As we enter the month of May and come back from the bank holiday weekend the currency markets are back open for business. Sterling will be hoping to start the month where it left off as on Friday, as it gained some ground back on the Euro due to worse than expected EU Data on Friday morning gave the pound a much-needed lift and a good opportunity for Euro buyers. The rise was only marginal though, as Sterling Euro is still trading within the same 2 cent range that it has been for most of 2023. As we come into Tuesday morning Sterling has already started to fall off against the Euro dropping just under half a cent since the markets re-opened. With the start of a new month, comes a raft of economic data which will have an effect on the currency market throughout May. Inflation figures will be released across the board along with interest rate decisions from global banking committees. As we have already seen this year, Sterling has been the most sensitive to data releases, mainly due to being the worst performing economy in the G7 at present. This has meant the Bank of England has had to step in on multiple occasions raising interest rates in the UK to the record highs to help curb the 40- year high inflation rate.

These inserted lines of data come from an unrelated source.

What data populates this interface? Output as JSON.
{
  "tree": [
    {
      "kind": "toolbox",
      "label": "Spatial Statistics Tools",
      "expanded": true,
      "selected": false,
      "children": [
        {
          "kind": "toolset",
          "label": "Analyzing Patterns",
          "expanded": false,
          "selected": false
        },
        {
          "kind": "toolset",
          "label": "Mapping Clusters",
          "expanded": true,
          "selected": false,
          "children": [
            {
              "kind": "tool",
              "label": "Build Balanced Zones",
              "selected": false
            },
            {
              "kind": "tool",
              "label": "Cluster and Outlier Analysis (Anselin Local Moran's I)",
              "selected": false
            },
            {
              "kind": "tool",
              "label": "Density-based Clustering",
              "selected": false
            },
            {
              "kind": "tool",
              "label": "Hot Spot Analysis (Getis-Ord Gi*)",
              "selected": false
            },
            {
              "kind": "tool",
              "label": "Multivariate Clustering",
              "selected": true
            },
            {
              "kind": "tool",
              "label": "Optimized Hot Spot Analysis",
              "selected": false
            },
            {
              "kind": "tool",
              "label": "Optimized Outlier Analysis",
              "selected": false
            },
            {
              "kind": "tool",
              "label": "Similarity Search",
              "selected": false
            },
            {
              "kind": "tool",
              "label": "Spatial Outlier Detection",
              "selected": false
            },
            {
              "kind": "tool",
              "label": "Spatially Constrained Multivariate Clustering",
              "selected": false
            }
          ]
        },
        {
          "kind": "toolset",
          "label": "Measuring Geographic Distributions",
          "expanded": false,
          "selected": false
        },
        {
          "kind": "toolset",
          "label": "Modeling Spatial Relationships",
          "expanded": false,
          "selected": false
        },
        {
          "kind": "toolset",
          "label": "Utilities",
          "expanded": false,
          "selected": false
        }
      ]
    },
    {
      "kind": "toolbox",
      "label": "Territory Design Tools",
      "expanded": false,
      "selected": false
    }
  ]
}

Striking continues to disrupt Services
As the cost-of-living crisis continues to grip the UK, inflation is still in doubles figures, with the economy not recovering as quickly as expected. The high inflation rate has seen public sectors turning to the government for support with pay increase demands rife from unions across the emergency services, tax officers, postal workers, and train drivers to name a few. The government have managed to appease just a few sectors but the NHS and train workers amongst others are still planning strike action throughout this month, bringing disruption to services once again. This will pile on the pressure for the PM to act more decisively and bring a resolution to the striking. More money in workers’ pockets ideally means more spending, which ideally would help the economy in the UK albeit risking higher inflation. Retail sales figures fell last month by 0.8% which shows that money has been getting tighter, with less spending likely due to the cost of living crisis and as a result, investors have been less keen on the pound with losses seen on the euro and dollar when the retail sales figures were released towards the end of last month. As mentioned already this new month brings a refresh of data releases which will certainly affect the currency markets.

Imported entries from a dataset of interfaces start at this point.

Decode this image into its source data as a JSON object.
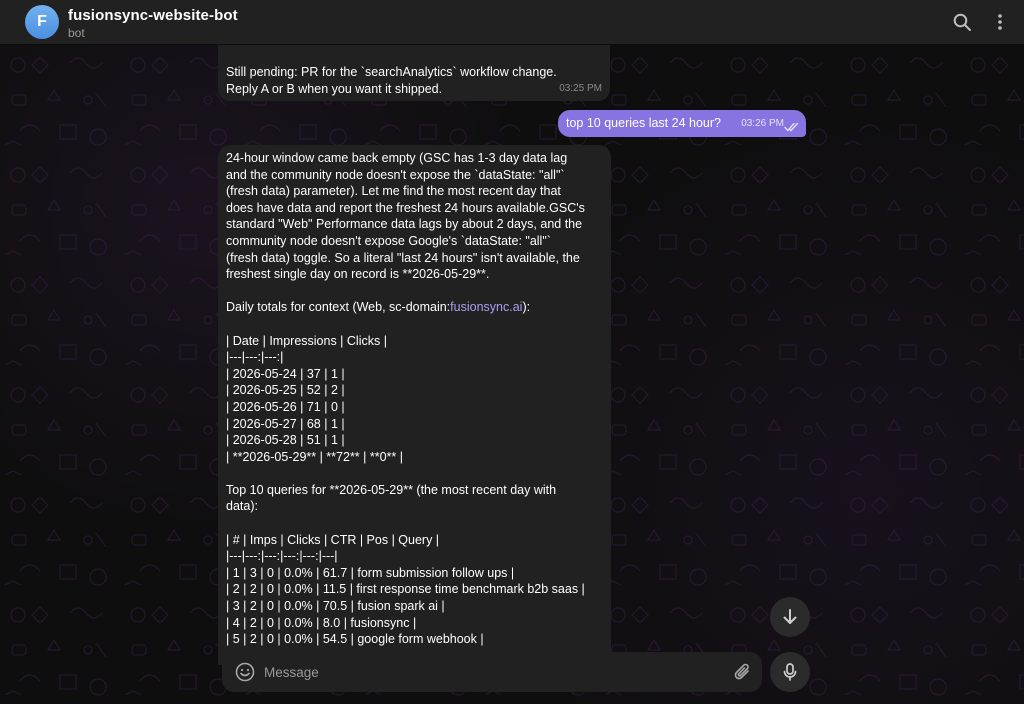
{
  "header": {
    "avatar_letter": "F",
    "avatar_color": "#5fa3ec",
    "title": "fusionsync-website-bot",
    "subtitle": "bot",
    "icons": [
      "search-icon",
      "more-vertical-icon"
    ]
  },
  "colors": {
    "outgoing_bubble": "#8774e1",
    "incoming_bubble": "#212121",
    "link": "#a89ff0",
    "background": "#0e0e0e"
  },
  "messages": [
    {
      "direction": "incoming",
      "lines": [
        "Still pending: PR for the `searchAnalytics` workflow change.",
        "Reply A or B when you want it shipped."
      ],
      "time": "03:25 PM"
    },
    {
      "direction": "outgoing",
      "text": "top 10 queries last 24 hour?",
      "time": "03:26 PM",
      "status": "read"
    },
    {
      "direction": "incoming",
      "lines": [
        "24-hour window came back empty (GSC has 1-3 day data lag",
        "and the community node doesn't expose the `dataState: \"all\"`",
        "(fresh data) parameter). Let me find the most recent day that",
        "does have data and report the freshest 24 hours available.GSC's",
        "standard \"Web\" Performance data lags by about 2 days, and the",
        "community node doesn't expose Google's `dataState: \"all\"`",
        "(fresh data) toggle. So a literal \"last 24 hours\" isn't available, the",
        "freshest single day on record is **2026-05-29**.",
        "",
        "Daily totals for context (Web, sc-domain:",
        "",
        "| Date | Impressions | Clicks |",
        "|---|---:|---:|",
        "| 2026-05-24 | 37 | 1 |",
        "| 2026-05-25 | 52 | 2 |",
        "| 2026-05-26 | 71 | 0 |",
        "| 2026-05-27 | 68 | 1 |",
        "| 2026-05-28 | 51 | 1 |",
        "| **2026-05-29** | **72** | **0** |",
        "",
        "Top 10 queries for **2026-05-29** (the most recent day with",
        "data):",
        "",
        "| # | Imps | Clicks | CTR | Pos | Query |",
        "|---|---:|---:|---:|---:|---|",
        "| 1 | 3 | 0 | 0.0% | 61.7 | form submission follow ups |",
        "| 2 | 2 | 0 | 0.0% | 11.5 | first response time benchmark b2b saas |",
        "| 3 | 2 | 0 | 0.0% | 70.5 | fusion spark ai |",
        "| 4 | 2 | 0 | 0.0% | 8.0 | fusionsync |",
        "| 5 | 2 | 0 | 0.0% | 54.5 | google form webhook |"
      ],
      "link_text": "fusionsync.ai",
      "link_suffix": "):"
    }
  ],
  "composer": {
    "placeholder": "Message",
    "icons": [
      "emoji-icon",
      "paperclip-icon",
      "microphone-icon"
    ]
  },
  "scroll_button_icon": "arrow-down-icon"
}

Data today and this week
As mentioned, a new month brings new data releases from across the globe which will impact the currency markets. A relatively quiet start to the week, however today. At 9am, the EU release consumer prices which could bring some volatility with it in the early morning trading. Overnight, New Zealand release their unemployment rate. Into Wednesday morning the unemployment rate is released in the EU at 9am. Into Wednesday afternoon the US release ADP Employment Change at 12.15pm. Later at 1.45pm the US also release PMI data and in the evening at 6pm the Federal Reserve will announce their interest rate decision. They are expected to increase the interest rate by 25 basis points from 5%to 5.25%. Overnight on Thursday Australia release trade balance figures at 1.30am. Into Thursday, the ECB announce their monetary policy decision statement which is likely to move Euro markets. A press conference will also be held by the ECB following the decision. On Thursday afternoon the US post jobless claims and trade balance figures. Finishing the week off on Friday, in the morning the EU release retail sales figures at 9am. Into the afternoon the US release the unemployment rate in the country at 12.30pm, as does Canada at the same time.